• **THE TASK**:
For the records below, say how many lines contain the string "WinStations". Give the number only.

• **TASK DATA**:
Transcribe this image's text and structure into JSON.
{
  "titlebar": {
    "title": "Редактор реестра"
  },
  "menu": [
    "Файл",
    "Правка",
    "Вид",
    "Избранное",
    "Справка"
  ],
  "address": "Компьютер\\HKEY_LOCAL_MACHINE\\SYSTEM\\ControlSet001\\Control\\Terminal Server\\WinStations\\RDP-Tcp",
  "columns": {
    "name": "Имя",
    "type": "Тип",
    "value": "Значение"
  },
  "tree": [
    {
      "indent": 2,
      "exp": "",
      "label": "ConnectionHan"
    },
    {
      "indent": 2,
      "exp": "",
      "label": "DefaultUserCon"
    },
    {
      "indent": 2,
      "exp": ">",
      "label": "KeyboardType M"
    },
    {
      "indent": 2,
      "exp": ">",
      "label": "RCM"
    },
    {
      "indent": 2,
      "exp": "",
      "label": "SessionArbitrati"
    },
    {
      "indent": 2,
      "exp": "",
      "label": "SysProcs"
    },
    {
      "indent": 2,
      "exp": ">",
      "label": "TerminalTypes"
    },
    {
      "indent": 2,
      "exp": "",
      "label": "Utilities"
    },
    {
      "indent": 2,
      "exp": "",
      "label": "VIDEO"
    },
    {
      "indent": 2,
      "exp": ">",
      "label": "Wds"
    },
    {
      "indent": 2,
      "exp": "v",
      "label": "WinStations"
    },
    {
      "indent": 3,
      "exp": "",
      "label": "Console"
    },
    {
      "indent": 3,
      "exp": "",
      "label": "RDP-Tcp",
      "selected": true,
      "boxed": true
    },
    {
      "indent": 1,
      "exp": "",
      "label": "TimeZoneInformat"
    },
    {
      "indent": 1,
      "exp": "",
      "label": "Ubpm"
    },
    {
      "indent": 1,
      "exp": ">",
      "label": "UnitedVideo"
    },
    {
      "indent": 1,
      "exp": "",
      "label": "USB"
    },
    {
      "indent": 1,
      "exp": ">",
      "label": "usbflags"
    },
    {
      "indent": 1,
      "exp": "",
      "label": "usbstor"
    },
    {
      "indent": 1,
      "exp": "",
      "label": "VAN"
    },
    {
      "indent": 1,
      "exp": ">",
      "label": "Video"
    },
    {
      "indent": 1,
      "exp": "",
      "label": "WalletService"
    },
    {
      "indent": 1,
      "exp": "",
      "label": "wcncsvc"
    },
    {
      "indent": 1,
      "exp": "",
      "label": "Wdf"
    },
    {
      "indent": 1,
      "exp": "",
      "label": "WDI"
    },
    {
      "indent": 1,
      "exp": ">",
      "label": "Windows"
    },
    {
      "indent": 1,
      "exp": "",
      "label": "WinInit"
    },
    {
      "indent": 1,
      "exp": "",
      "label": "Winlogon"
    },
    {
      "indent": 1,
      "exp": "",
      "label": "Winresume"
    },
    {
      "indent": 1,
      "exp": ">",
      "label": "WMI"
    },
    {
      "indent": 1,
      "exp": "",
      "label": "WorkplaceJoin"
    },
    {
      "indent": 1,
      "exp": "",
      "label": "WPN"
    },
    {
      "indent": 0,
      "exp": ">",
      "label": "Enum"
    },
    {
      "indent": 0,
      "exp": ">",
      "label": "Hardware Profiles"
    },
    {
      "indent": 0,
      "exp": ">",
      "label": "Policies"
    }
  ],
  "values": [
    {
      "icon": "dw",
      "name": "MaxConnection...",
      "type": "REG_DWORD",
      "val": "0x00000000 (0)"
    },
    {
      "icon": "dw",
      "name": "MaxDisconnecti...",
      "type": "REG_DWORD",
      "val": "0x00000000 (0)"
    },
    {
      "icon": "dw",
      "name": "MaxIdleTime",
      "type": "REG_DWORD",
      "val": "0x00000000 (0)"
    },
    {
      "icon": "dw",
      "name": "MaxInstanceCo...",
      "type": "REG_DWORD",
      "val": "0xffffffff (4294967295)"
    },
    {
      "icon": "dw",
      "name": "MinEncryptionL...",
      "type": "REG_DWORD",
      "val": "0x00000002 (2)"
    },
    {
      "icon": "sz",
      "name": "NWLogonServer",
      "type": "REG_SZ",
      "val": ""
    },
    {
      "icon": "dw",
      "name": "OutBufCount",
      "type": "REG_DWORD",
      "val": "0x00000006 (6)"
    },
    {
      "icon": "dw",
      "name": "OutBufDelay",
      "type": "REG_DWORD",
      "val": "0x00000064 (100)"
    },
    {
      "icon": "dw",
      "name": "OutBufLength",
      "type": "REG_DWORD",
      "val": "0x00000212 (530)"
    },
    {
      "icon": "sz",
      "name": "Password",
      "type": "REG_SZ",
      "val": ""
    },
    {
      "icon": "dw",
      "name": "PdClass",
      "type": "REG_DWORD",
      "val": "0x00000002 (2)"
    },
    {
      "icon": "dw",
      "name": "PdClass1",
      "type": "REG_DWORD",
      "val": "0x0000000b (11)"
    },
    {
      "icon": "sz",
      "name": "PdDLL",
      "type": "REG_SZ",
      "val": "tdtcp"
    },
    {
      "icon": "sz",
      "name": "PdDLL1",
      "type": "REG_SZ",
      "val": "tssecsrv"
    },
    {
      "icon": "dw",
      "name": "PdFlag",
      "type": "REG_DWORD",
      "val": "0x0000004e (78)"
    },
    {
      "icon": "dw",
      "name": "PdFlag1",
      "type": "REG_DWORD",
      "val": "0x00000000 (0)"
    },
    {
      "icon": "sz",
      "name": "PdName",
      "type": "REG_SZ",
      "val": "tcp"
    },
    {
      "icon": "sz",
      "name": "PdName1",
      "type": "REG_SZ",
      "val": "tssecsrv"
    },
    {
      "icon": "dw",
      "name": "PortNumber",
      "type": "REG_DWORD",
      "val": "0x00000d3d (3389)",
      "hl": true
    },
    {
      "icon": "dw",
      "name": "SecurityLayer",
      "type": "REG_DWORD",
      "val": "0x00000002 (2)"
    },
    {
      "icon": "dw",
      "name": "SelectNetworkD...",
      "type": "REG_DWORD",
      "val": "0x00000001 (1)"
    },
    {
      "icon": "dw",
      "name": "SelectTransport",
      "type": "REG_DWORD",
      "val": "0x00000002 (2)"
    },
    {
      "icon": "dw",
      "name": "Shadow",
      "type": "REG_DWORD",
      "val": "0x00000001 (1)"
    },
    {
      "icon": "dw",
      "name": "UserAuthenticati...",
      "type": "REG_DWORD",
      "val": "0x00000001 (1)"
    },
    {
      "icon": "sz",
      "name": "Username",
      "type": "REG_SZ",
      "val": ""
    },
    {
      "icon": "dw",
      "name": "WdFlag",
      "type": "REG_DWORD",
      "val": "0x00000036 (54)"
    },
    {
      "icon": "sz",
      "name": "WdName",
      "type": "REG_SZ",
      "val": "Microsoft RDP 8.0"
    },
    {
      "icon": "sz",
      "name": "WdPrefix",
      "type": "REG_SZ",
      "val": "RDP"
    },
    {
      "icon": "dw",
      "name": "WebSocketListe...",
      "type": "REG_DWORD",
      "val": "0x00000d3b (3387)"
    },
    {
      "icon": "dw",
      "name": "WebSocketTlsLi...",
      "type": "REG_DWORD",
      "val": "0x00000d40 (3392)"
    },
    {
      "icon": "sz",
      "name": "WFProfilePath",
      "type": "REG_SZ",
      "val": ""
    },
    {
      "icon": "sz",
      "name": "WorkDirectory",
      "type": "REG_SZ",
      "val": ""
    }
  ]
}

• **ANSWER AREA**:
2